By Matt Myers
Matt is a summer intern at IEA. He had the privilege of meeting some of the Summer Academy students and taking them to the park for lunch each day. This is his reflection on his time with these kids.
Matt with the Academy lunch crew. They like to keep the mood light.
I had never met a gifted child before interning at IEA this summer. My job would be to help around the office and take the Academy kids to lunch. What is a gifted child, though? What do they look like? I somehow had an image of miniature college professors in khakis, casual sweaters, and dirty new balance running shoes (this is what most of my professors at The Johns Hopkins University wear). Perhaps one or two of them would even have a stylish goatee that they would twirl in their finger as they discussed the motive hunting surrounding the motiveless malignity of Iago from William Shakespeare’s Othello. “Indeed the play suggests some over-determined motivations from Iago—a lover jealous of Othello’s involvement with Desdemona, an ambitious military officer, or perhaps a subtly racist Venetian?”

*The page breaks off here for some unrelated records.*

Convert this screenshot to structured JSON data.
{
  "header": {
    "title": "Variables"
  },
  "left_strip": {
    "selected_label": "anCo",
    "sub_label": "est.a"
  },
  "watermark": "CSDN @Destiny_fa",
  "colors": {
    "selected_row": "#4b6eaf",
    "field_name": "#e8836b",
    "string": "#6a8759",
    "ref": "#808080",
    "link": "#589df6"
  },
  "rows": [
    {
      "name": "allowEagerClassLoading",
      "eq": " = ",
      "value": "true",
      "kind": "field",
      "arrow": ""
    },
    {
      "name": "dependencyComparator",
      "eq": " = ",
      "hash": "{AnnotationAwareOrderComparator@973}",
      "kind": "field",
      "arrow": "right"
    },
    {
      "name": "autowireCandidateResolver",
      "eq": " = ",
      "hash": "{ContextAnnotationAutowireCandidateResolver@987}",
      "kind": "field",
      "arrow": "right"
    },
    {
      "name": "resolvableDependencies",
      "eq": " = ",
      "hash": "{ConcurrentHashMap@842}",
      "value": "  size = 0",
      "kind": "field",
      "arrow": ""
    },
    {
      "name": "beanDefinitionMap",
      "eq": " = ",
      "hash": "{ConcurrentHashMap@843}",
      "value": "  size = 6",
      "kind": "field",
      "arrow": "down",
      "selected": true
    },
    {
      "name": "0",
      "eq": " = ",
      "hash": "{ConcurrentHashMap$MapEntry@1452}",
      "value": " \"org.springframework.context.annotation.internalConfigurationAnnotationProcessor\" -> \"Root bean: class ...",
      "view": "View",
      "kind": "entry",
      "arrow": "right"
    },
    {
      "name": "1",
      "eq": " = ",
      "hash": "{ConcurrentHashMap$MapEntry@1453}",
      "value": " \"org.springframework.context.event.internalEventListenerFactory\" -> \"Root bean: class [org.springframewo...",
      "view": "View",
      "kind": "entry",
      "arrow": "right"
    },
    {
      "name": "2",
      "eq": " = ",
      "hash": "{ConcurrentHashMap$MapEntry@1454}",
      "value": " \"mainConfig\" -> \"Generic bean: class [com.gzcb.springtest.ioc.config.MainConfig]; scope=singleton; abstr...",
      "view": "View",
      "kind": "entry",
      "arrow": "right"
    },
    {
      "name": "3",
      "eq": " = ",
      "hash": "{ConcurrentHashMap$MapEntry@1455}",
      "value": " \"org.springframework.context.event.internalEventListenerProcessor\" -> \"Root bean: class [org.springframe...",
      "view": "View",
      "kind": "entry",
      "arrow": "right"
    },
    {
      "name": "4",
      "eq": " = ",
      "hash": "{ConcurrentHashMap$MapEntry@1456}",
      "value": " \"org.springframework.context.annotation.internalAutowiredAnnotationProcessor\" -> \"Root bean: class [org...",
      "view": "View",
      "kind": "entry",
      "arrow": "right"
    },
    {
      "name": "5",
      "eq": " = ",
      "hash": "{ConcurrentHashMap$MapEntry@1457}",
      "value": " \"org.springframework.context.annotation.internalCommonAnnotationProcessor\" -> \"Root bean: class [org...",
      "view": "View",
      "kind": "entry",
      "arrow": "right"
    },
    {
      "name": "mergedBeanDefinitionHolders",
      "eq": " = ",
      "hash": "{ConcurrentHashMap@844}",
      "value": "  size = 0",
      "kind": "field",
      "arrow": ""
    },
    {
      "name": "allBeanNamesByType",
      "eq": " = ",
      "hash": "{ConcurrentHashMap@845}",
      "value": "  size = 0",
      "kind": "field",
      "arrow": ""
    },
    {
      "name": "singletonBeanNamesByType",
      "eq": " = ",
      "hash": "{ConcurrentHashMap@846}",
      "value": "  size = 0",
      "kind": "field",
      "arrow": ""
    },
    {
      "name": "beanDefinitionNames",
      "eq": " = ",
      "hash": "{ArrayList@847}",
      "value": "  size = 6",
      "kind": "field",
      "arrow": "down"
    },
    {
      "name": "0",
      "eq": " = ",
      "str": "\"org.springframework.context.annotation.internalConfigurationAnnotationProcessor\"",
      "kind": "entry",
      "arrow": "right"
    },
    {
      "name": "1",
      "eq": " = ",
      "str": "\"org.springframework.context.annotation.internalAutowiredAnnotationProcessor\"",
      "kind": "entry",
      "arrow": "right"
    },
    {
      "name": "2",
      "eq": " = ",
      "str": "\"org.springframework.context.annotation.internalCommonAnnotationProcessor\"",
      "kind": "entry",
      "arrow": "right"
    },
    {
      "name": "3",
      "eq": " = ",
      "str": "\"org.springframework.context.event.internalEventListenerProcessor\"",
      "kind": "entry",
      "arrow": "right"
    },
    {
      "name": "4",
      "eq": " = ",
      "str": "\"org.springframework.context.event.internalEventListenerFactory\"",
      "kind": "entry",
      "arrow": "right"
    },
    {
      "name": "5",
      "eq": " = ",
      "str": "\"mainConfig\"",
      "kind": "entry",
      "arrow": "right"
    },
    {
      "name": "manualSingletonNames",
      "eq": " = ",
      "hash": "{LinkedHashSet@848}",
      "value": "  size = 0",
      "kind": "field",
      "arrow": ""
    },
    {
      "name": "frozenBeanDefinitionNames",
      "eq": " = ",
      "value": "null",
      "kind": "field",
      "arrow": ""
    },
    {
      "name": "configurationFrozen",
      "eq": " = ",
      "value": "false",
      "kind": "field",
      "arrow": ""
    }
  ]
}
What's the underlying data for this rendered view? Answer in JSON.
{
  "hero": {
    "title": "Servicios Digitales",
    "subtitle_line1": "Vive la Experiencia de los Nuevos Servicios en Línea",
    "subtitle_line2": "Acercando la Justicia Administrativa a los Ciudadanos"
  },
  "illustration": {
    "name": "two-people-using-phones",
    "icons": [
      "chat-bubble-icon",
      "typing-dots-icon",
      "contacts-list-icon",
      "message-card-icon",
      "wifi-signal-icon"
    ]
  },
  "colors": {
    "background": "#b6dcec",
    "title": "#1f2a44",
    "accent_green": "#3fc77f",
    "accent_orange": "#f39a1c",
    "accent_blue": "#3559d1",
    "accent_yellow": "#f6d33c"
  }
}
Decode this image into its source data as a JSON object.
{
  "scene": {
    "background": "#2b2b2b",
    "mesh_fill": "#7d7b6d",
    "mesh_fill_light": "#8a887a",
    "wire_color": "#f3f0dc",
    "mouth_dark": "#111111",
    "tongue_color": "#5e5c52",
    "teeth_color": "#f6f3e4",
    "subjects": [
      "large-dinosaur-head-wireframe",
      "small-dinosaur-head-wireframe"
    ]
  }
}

I would nod my head, making a mental note to read up that night on my Othello notes from last semester.
See what Matt learned about gifted children here!
By Lisa Hartwig
Lisa is the mother of 3 gifted children and lives outside of San Francisco.
My oldest son didn’t get his first letter grade until he was a senior in high school. His elementary and middle schools did not give grades. In high school, the students only received a single GPA. His assessments were in the form of red lined papers or handwritten comments. By the time he received his first letter grade in the fall of his senior year of high school, it was too late to make any difference; the letters had no meaning and they did not motivate him.
See what Lisa learned about her son’s motivation.
115 students, parents and supporters of gifted education gathered at USC on July 9 for IEA’s Summer Spotlight 2013, an event designed to showcase gifted students and the programs we offer to meet their needs. The evening was a huge success, and we wanted to share some of the highlights with those of you who were not able to attend.
See some of the evening’s highlights.
Posted in About IEA, Stories of Gifted
Tagged academics, Academy, alumni, Apprenticeship, Caroline D. Bradley Scholarship, educational choices, events, gifted, IEA, programs, scholarship, STEM, stories, summer, Yunasa
By Carole Rosner
Every gifted person has a unique story. The following story is part of a series of posts depicting the many faces of gifted by highlighting gifted children and adults we have found through IEA programs. IEA’s Apprenticeship Program – mentioned in this story – links gifted high school students from across the country with mentors who advance each participant’s skills through the application of knowledge and exposure to real world experiences.
2003 Apprentice, Caltech
PhD Candidate, University of Oregon
In the summer of 2003, an IEA Apprenticeship opportunity in Pasadena grabbed the attention of teenager Marley Jarvis. To apprentice with Dr. Patrick Collier in the Chemistry Department at Caltech was just what Marley was looking for.
“In high school, I was really interested in studying the brain. This Apprenticeship was the only one that year that touched on neurobiology. I applied since it was also one of the only programs that offered lots of research experience for a high schooler that I found,” Marley explained.
See what Marley learned through IEA’s Apprenticeship Program!
By Tiffany Kwong
In this day and age of technology, more and more web-based resources are becoming available at our fingertips. Apple’s iTunes App Store, for example, has hundreds of applications specifically geared towards children’s learning and enrichment. Likewise, more e-learning websites are cropping up all over the Internet, offering a seemingly endless amount of educational lessons and tutorials in the form of short videos. Such educational resources are great for homeschoolers, teachers looking for ways to differentiate in their classrooms, and the life-long learner in all of us. While some parents may frown upon the use of web-based videos as a learning tool for their kids, I believe that these can be great resources for supplementing one’s education when used in moderation.
See our three picks here!